## PROBLEM REQUIREMENTS
Which lines below contain the word "sexage"? Copy each of them.

⟨

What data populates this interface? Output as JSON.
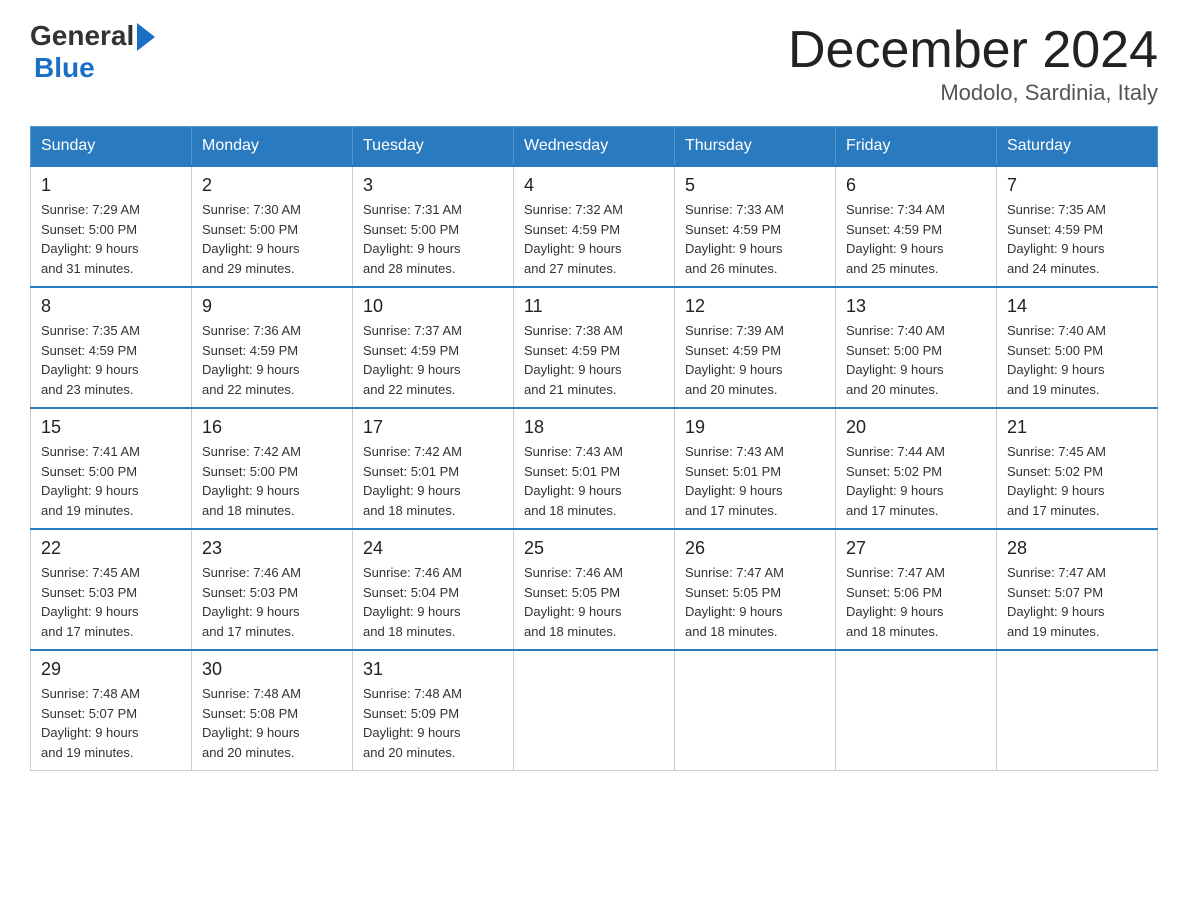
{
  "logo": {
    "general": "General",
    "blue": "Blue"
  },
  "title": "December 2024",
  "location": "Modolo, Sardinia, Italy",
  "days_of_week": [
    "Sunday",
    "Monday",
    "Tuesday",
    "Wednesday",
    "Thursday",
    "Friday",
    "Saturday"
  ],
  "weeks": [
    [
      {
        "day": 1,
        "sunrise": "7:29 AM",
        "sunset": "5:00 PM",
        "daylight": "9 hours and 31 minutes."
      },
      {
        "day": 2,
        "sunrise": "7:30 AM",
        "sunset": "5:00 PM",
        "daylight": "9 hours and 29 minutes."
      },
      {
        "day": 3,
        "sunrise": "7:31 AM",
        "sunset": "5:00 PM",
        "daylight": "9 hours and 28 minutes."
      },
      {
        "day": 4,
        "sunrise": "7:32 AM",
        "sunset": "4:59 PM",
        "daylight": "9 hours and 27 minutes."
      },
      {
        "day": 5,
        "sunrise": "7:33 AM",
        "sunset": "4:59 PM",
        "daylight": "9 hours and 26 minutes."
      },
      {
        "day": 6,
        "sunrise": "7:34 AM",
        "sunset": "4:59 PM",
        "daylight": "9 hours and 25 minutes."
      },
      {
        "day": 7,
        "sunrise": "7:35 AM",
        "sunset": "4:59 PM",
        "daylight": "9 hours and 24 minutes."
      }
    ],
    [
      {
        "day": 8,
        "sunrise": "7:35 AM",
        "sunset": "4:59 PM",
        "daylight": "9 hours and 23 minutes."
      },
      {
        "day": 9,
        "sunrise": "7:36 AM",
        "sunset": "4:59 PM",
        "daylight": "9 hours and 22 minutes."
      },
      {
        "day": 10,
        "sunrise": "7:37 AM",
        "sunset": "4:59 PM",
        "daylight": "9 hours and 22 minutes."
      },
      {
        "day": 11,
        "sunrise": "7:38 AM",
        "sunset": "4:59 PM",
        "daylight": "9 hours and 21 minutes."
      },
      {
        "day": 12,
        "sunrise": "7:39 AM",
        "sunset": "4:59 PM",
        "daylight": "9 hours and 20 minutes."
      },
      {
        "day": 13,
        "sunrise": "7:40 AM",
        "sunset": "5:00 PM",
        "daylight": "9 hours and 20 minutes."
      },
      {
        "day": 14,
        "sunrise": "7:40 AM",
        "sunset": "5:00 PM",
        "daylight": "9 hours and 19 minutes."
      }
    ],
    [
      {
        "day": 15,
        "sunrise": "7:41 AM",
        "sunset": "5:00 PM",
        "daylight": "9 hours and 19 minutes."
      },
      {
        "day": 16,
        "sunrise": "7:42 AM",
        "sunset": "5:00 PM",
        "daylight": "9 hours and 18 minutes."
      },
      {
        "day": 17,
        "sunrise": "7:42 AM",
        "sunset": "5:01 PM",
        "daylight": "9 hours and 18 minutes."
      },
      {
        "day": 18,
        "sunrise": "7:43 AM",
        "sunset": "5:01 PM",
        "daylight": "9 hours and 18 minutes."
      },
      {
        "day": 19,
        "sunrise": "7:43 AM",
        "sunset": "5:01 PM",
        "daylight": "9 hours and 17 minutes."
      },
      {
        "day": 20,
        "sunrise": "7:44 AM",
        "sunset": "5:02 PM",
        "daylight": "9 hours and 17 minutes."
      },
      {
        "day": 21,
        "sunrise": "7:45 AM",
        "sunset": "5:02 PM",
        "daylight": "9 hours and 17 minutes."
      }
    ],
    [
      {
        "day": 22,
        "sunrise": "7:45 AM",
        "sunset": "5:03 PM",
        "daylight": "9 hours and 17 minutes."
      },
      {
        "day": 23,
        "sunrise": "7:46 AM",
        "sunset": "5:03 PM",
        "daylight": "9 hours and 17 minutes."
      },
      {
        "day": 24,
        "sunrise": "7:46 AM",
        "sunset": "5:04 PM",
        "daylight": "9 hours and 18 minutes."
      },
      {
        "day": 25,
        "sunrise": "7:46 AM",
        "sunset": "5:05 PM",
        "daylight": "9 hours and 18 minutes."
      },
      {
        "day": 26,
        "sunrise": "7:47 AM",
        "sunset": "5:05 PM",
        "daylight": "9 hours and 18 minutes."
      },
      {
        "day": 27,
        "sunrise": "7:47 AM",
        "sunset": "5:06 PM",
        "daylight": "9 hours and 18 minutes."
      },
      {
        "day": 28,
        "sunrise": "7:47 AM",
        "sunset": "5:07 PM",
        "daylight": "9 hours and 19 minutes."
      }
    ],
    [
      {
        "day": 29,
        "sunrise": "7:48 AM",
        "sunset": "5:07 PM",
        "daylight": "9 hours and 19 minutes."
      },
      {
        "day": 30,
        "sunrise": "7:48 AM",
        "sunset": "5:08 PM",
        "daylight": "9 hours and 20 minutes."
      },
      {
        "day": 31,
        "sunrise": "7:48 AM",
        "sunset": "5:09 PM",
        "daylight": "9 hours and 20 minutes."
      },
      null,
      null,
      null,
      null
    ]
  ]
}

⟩
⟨

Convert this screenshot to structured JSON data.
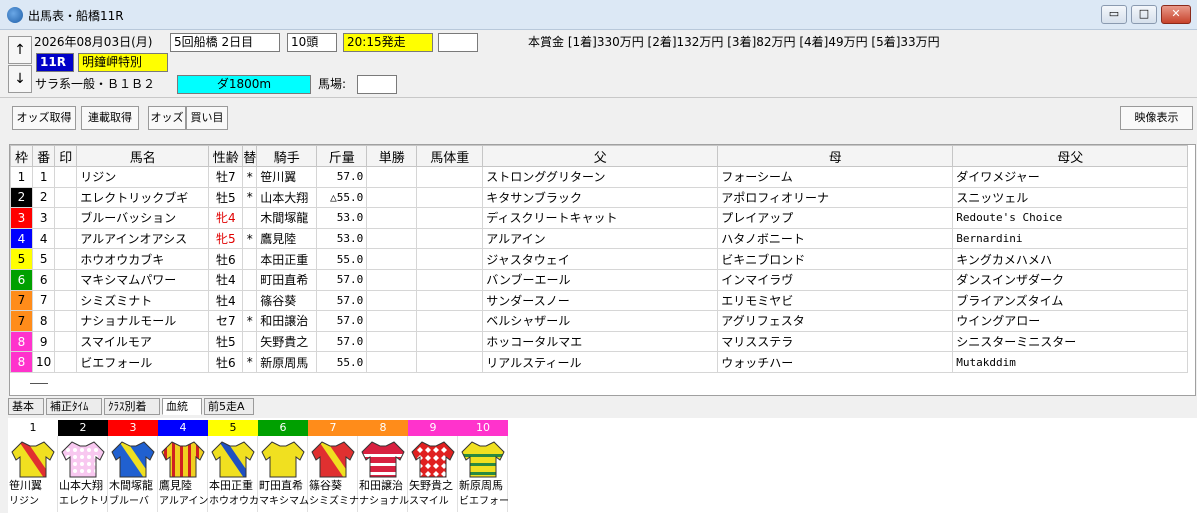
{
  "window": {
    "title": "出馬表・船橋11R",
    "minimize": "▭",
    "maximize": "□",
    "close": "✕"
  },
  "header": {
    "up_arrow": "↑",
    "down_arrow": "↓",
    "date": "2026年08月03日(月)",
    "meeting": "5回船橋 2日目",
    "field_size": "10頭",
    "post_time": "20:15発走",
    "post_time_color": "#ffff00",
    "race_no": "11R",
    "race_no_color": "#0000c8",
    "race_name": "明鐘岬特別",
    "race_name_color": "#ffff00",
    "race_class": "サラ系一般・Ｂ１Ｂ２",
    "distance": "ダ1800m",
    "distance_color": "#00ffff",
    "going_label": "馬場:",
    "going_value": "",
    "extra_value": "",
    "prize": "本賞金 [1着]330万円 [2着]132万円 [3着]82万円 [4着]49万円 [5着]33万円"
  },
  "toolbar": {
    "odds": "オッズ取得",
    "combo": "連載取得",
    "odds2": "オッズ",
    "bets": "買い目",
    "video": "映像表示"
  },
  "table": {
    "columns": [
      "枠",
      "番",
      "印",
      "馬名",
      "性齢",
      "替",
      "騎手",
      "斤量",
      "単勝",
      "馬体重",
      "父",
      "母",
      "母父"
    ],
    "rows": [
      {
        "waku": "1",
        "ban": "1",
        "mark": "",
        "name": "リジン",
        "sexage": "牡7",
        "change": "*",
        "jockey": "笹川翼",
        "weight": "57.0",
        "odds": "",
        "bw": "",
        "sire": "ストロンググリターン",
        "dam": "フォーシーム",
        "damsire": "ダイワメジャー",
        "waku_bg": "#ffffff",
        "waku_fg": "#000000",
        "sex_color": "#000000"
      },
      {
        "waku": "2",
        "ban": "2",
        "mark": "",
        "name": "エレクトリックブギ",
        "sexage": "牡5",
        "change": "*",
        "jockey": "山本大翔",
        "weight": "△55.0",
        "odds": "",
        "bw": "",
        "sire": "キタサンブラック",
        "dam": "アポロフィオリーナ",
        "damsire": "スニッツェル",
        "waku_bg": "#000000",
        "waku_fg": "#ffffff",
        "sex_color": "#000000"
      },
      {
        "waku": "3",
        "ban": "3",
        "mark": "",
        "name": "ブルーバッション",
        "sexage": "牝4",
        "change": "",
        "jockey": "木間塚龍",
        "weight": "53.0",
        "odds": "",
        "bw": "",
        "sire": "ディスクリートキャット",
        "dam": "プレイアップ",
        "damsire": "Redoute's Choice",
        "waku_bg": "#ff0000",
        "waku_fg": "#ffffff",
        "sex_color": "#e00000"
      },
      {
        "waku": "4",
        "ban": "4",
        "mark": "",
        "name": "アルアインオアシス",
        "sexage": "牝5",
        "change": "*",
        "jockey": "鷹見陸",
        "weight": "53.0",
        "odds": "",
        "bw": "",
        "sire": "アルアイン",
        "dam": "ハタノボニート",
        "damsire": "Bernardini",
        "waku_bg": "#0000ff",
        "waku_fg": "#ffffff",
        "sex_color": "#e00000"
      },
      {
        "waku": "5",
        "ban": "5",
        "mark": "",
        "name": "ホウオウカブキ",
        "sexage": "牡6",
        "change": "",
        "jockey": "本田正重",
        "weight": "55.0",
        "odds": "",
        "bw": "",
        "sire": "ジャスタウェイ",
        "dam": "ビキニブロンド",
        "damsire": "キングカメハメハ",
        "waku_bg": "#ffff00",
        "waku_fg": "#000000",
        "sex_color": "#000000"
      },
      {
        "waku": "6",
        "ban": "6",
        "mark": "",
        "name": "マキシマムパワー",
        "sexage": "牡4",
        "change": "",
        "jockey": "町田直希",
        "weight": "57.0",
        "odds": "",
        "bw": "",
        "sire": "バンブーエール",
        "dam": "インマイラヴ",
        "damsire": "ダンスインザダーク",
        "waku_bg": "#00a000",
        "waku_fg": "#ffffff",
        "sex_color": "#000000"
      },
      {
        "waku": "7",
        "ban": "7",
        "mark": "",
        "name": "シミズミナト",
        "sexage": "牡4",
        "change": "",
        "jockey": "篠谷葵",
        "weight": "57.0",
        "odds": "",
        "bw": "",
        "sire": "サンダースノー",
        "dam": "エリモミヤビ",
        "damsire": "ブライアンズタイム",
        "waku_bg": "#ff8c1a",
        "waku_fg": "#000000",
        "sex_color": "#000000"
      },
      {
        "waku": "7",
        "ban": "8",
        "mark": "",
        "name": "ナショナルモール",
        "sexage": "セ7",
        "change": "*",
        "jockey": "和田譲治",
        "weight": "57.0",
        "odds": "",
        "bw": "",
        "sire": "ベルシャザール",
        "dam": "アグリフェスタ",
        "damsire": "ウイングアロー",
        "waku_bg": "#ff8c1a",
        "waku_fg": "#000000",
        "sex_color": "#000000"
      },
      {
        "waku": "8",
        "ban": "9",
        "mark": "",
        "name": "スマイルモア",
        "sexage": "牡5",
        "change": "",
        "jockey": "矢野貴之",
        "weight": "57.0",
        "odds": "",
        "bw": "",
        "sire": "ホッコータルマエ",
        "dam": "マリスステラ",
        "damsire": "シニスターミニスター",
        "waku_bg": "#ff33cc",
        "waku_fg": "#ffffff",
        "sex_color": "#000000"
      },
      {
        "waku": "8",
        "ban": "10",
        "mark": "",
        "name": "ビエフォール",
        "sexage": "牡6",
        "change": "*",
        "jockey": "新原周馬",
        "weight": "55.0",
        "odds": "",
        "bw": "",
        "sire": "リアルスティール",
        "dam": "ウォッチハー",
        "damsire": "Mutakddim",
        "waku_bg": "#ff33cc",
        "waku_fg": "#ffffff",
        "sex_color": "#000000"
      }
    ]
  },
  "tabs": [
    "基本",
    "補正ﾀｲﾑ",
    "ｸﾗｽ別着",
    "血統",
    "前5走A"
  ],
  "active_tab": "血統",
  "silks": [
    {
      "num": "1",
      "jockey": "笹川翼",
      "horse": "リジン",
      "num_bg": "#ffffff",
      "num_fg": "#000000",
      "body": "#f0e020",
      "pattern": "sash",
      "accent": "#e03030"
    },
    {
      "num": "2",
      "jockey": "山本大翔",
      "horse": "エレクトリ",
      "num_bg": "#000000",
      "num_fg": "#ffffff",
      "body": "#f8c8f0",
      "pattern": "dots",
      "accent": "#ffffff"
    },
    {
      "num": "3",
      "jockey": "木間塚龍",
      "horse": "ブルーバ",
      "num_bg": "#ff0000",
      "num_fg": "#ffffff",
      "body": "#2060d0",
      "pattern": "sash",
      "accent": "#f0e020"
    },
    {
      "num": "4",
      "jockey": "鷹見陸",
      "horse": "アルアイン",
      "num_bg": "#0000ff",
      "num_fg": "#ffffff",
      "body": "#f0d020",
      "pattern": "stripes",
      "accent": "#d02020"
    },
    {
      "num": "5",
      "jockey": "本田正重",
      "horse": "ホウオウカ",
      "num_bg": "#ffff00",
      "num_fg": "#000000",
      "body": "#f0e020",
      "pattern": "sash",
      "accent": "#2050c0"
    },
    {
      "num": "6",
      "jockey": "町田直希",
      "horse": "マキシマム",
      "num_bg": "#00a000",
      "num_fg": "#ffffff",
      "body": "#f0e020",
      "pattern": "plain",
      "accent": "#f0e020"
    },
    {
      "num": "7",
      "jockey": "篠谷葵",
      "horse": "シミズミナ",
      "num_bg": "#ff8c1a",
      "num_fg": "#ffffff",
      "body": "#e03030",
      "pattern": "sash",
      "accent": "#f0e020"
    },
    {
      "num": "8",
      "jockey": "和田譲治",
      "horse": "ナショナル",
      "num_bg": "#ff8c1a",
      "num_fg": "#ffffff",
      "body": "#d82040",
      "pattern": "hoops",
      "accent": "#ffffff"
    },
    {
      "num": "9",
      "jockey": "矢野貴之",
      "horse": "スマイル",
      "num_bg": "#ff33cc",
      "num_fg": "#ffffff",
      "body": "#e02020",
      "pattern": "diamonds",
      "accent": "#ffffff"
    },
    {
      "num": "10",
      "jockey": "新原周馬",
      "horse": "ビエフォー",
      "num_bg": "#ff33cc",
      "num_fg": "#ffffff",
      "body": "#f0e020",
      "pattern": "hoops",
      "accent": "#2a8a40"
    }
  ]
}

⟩

## RESPONSE BELOW
        "sexage": "牡7",
        "sexage": "牡5",
        "sexage": "牝4",
        "sexage": "牝5",
        "sexage": "牡6",
        "sexage": "牡4",
        "sexage": "牡4",
        "sexage": "セ7",
        "sexage": "牡5",
        "sexage": "牡6",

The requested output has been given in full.